Saturday, April 27, 2013
This is basically how biblical inerrancy sounds to me: the bible is what we have, and since it's impossible god would have wanted us to have a inaccurate book about him, the bible must be perfect and free of any errors!
This line of "reasoning" is what millions of Christians throughout history have used to justify their belief that the bible is a perfect and inerrant piece of work. It's about as dubious as the "ass backwards" logic of the fine tuning argument. Some Christians seem to think that if they can show one part of the bible to be more probably true than not, then it means that the whole entire bible can be taken as truth. Usually this is done with the resurrection. But calculating the resurrection as more probably true than not (which is problematic on its own) does not logically follow that the entire bible is therefore completely true.
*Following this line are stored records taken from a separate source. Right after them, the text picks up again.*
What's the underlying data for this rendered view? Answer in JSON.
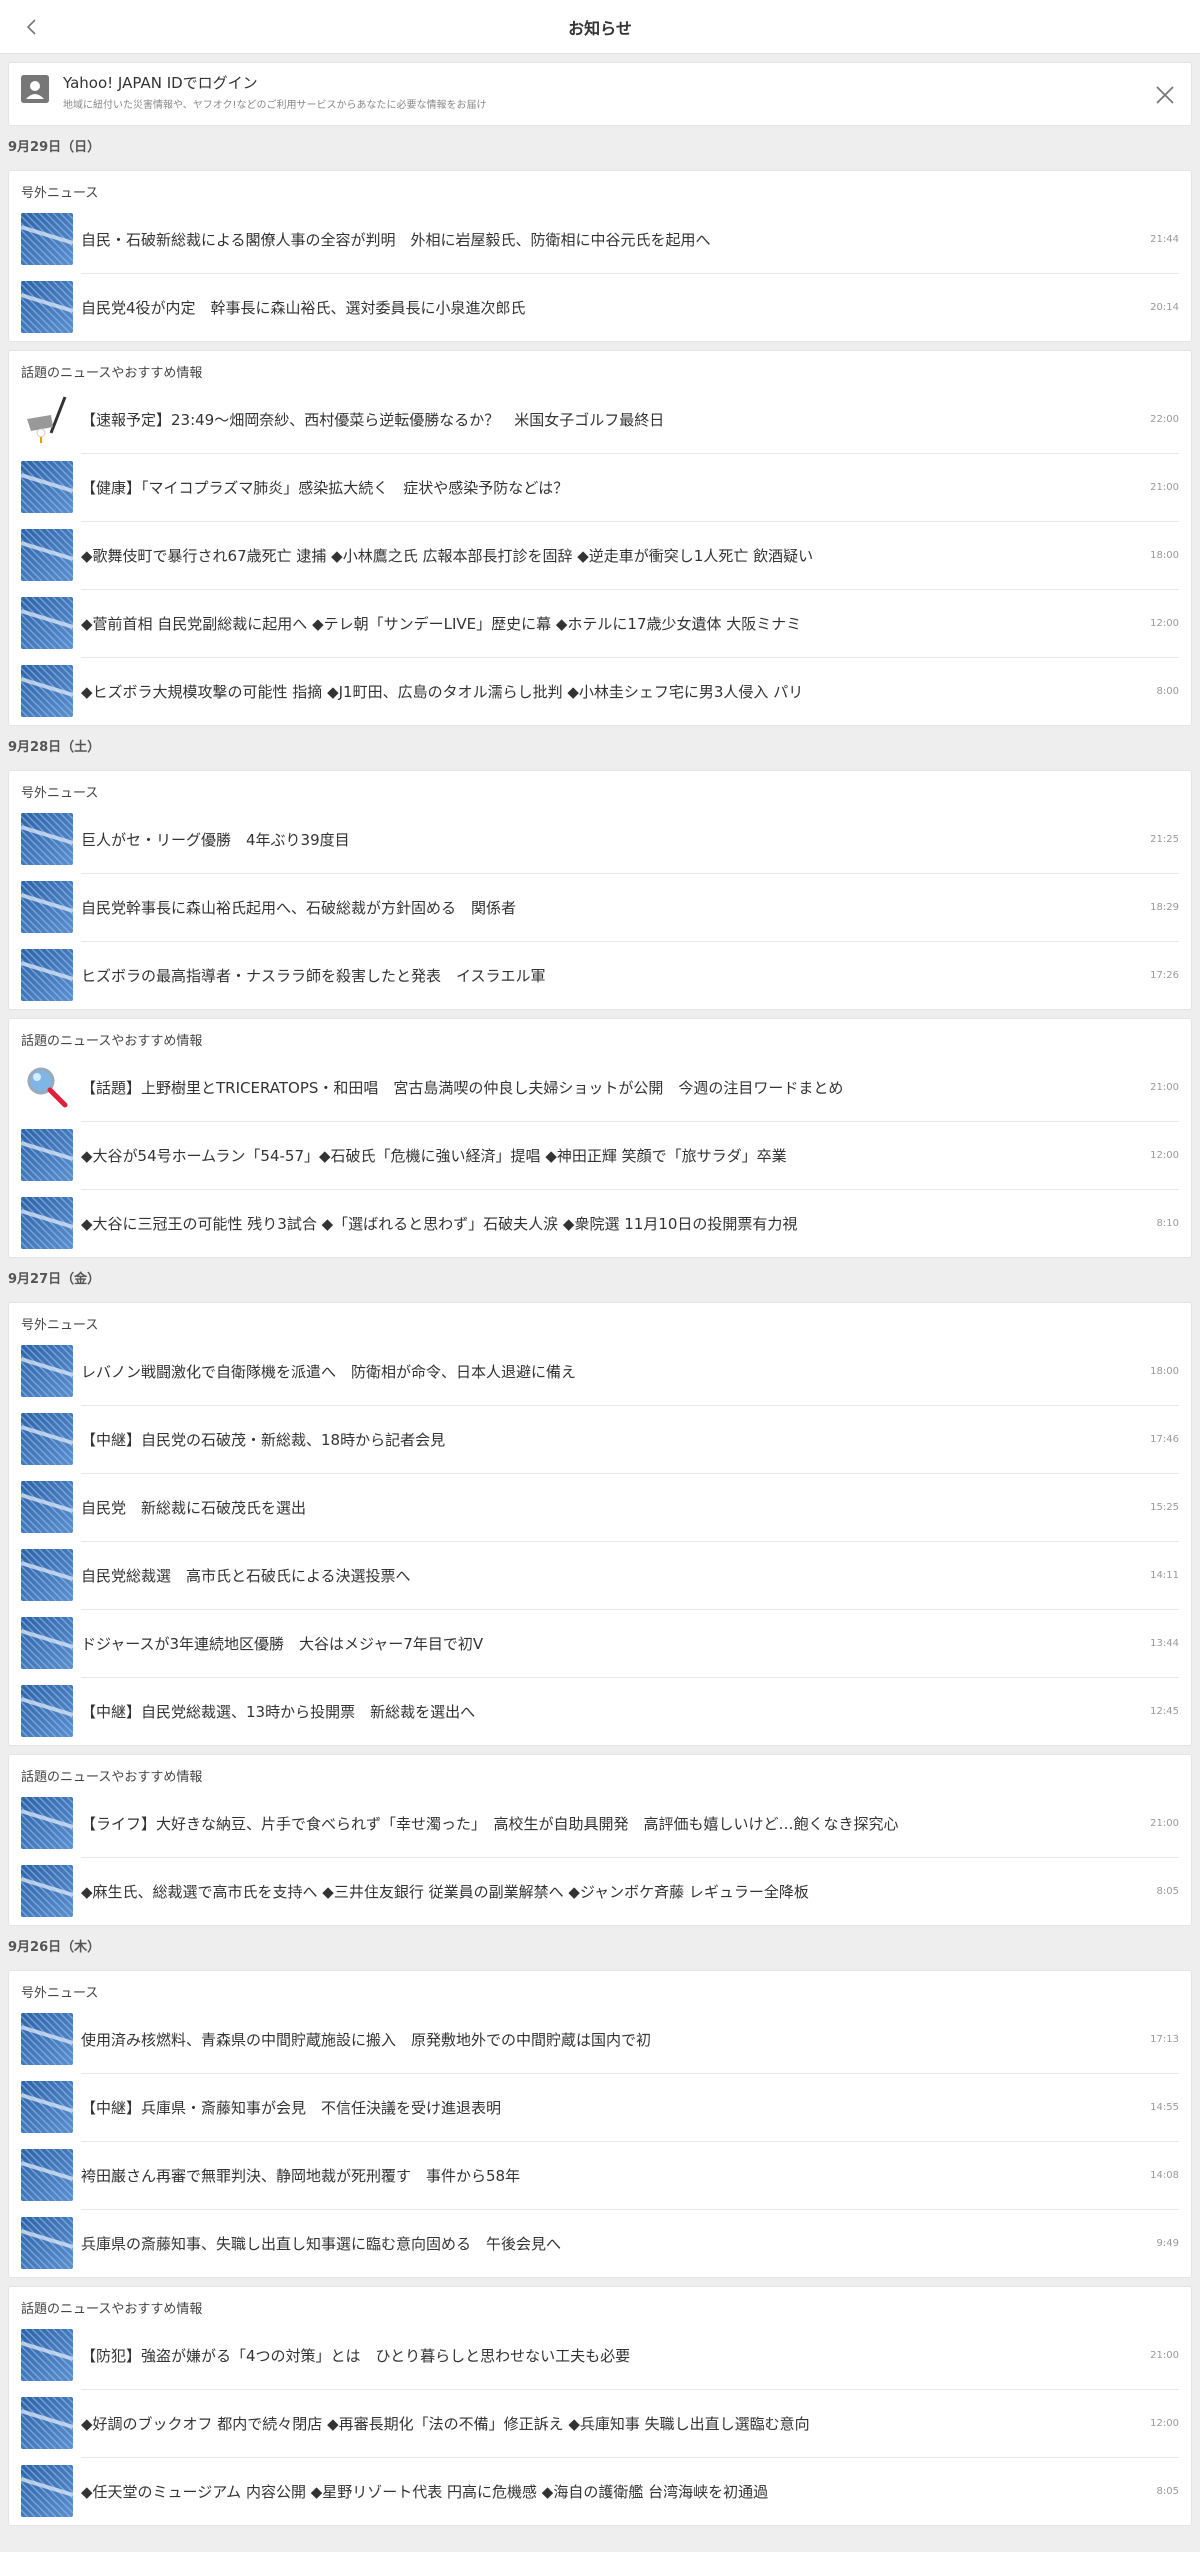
{
  "header": {
    "title": "お知らせ",
    "back_icon": "chevron-left-icon"
  },
  "login_banner": {
    "title": "Yahoo! JAPAN IDでログイン",
    "subtitle": "地域に紐付いた災害情報や、ヤフオク!などのご利用サービスからあなたに必要な情報をお届け",
    "avatar_icon": "user-icon",
    "close_icon": "close-icon"
  },
  "colors": {
    "thumb_blue": "#3a6fb0",
    "background": "#eeeeee",
    "card": "#ffffff"
  },
  "days": [
    {
      "date": "9月29日（日）",
      "sections": [
        {
          "label": "号外ニュース",
          "items": [
            {
              "title": "自民・石破新総裁による閣僚人事の全容が判明　外相に岩屋毅氏、防衛相に中谷元氏を起用へ",
              "time": "21:44",
              "thumb": "blue"
            },
            {
              "title": "自民党4役が内定　幹事長に森山裕氏、選対委員長に小泉進次郎氏",
              "time": "20:14",
              "thumb": "blue"
            }
          ]
        },
        {
          "label": "話題のニュースやおすすめ情報",
          "items": [
            {
              "title": "【速報予定】23:49～畑岡奈紗、西村優菜ら逆転優勝なるか？　米国女子ゴルフ最終日",
              "time": "22:00",
              "thumb": "golf"
            },
            {
              "title": "【健康】「マイコプラズマ肺炎」感染拡大続く　症状や感染予防などは？",
              "time": "21:00",
              "thumb": "blue"
            },
            {
              "title": "◆歌舞伎町で暴行され67歳死亡 逮捕 ◆小林鷹之氏 広報本部長打診を固辞 ◆逆走車が衝突し1人死亡 飲酒疑い",
              "time": "18:00",
              "thumb": "blue"
            },
            {
              "title": "◆菅前首相 自民党副総裁に起用へ ◆テレ朝「サンデーLIVE」歴史に幕 ◆ホテルに17歳少女遺体 大阪ミナミ",
              "time": "12:00",
              "thumb": "blue"
            },
            {
              "title": "◆ヒズボラ大規模攻撃の可能性 指摘 ◆J1町田、広島のタオル濡らし批判 ◆小林圭シェフ宅に男3人侵入 パリ",
              "time": "8:00",
              "thumb": "blue"
            }
          ]
        }
      ]
    },
    {
      "date": "9月28日（土）",
      "sections": [
        {
          "label": "号外ニュース",
          "items": [
            {
              "title": "巨人がセ・リーグ優勝　4年ぶり39度目",
              "time": "21:25",
              "thumb": "blue"
            },
            {
              "title": "自民党幹事長に森山裕氏起用へ、石破総裁が方針固める　関係者",
              "time": "18:29",
              "thumb": "blue"
            },
            {
              "title": "ヒズボラの最高指導者・ナスララ師を殺害したと発表　イスラエル軍",
              "time": "17:26",
              "thumb": "blue"
            }
          ]
        },
        {
          "label": "話題のニュースやおすすめ情報",
          "items": [
            {
              "title": "【話題】上野樹里とTRICERATOPS・和田唱　宮古島満喫の仲良し夫婦ショットが公開　今週の注目ワードまとめ",
              "time": "21:00",
              "thumb": "search"
            },
            {
              "title": "◆大谷が54号ホームラン「54-57」◆石破氏「危機に強い経済」提唱 ◆神田正輝 笑顔で「旅サラダ」卒業",
              "time": "12:00",
              "thumb": "blue"
            },
            {
              "title": "◆大谷に三冠王の可能性 残り3試合 ◆「選ばれると思わず」石破夫人涙 ◆衆院選 11月10日の投開票有力視",
              "time": "8:10",
              "thumb": "blue"
            }
          ]
        }
      ]
    },
    {
      "date": "9月27日（金）",
      "sections": [
        {
          "label": "号外ニュース",
          "items": [
            {
              "title": "レバノン戦闘激化で自衛隊機を派遣へ　防衛相が命令、日本人退避に備え",
              "time": "18:00",
              "thumb": "blue"
            },
            {
              "title": "【中継】自民党の石破茂・新総裁、18時から記者会見",
              "time": "17:46",
              "thumb": "blue"
            },
            {
              "title": "自民党　新総裁に石破茂氏を選出",
              "time": "15:25",
              "thumb": "blue"
            },
            {
              "title": "自民党総裁選　高市氏と石破氏による決選投票へ",
              "time": "14:11",
              "thumb": "blue"
            },
            {
              "title": "ドジャースが3年連続地区優勝　大谷はメジャー7年目で初V",
              "time": "13:44",
              "thumb": "blue"
            },
            {
              "title": "【中継】自民党総裁選、13時から投開票　新総裁を選出へ",
              "time": "12:45",
              "thumb": "blue"
            }
          ]
        },
        {
          "label": "話題のニュースやおすすめ情報",
          "items": [
            {
              "title": "【ライフ】大好きな納豆、片手で食べられず「幸せ濁った」　高校生が自助具開発　高評価も嬉しいけど…飽くなき探究心",
              "time": "21:00",
              "thumb": "blue"
            },
            {
              "title": "◆麻生氏、総裁選で高市氏を支持へ ◆三井住友銀行 従業員の副業解禁へ ◆ジャンボケ斉藤 レギュラー全降板",
              "time": "8:05",
              "thumb": "blue"
            }
          ]
        }
      ]
    },
    {
      "date": "9月26日（木）",
      "sections": [
        {
          "label": "号外ニュース",
          "items": [
            {
              "title": "使用済み核燃料、青森県の中間貯蔵施設に搬入　原発敷地外での中間貯蔵は国内で初",
              "time": "17:13",
              "thumb": "blue"
            },
            {
              "title": "【中継】兵庫県・斎藤知事が会見　不信任決議を受け進退表明",
              "time": "14:55",
              "thumb": "blue"
            },
            {
              "title": "袴田巌さん再審で無罪判決、静岡地裁が死刑覆す　事件から58年",
              "time": "14:08",
              "thumb": "blue"
            },
            {
              "title": "兵庫県の斎藤知事、失職し出直し知事選に臨む意向固める　午後会見へ",
              "time": "9:49",
              "thumb": "blue"
            }
          ]
        },
        {
          "label": "話題のニュースやおすすめ情報",
          "items": [
            {
              "title": "【防犯】強盗が嫌がる「4つの対策」とは　ひとり暮らしと思わせない工夫も必要",
              "time": "21:00",
              "thumb": "blue"
            },
            {
              "title": "◆好調のブックオフ 都内で続々閉店 ◆再審長期化「法の不備」修正訴え ◆兵庫知事 失職し出直し選臨む意向",
              "time": "12:00",
              "thumb": "blue"
            },
            {
              "title": "◆任天堂のミュージアム 内容公開 ◆星野リゾート代表 円高に危機感 ◆海自の護衛艦 台湾海峡を初通過",
              "time": "8:05",
              "thumb": "blue"
            }
          ]
        }
      ]
    }
  ]
}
There may be a few bits of truth here and there in the bible, but none of them on their own should lead to a conclusion that the entire bible is true. Every truth claim in the bible needs to be taken on a case-by-case basis, and the probability of any one part being true should not necessarily bare any weight on any other part. That being said, biblical inerrancy is intellectually bankrupt, especially in light of the fact that many stories in the bible are full on contradictions, and are scientifically and historically inaccurate.
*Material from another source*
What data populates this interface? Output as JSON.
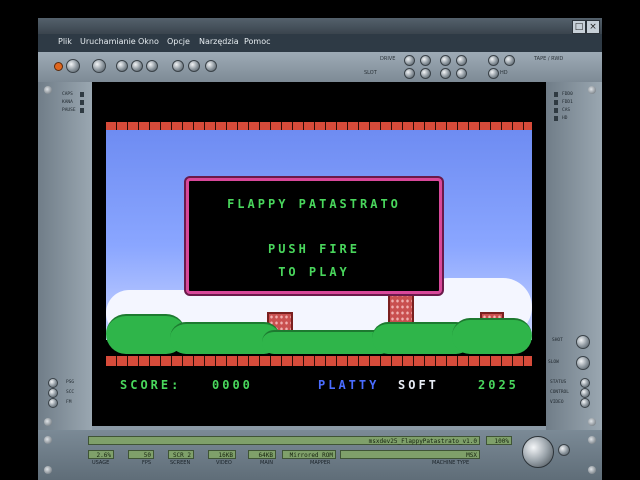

See a list here of the numerous biblical contradictions from evilbible,com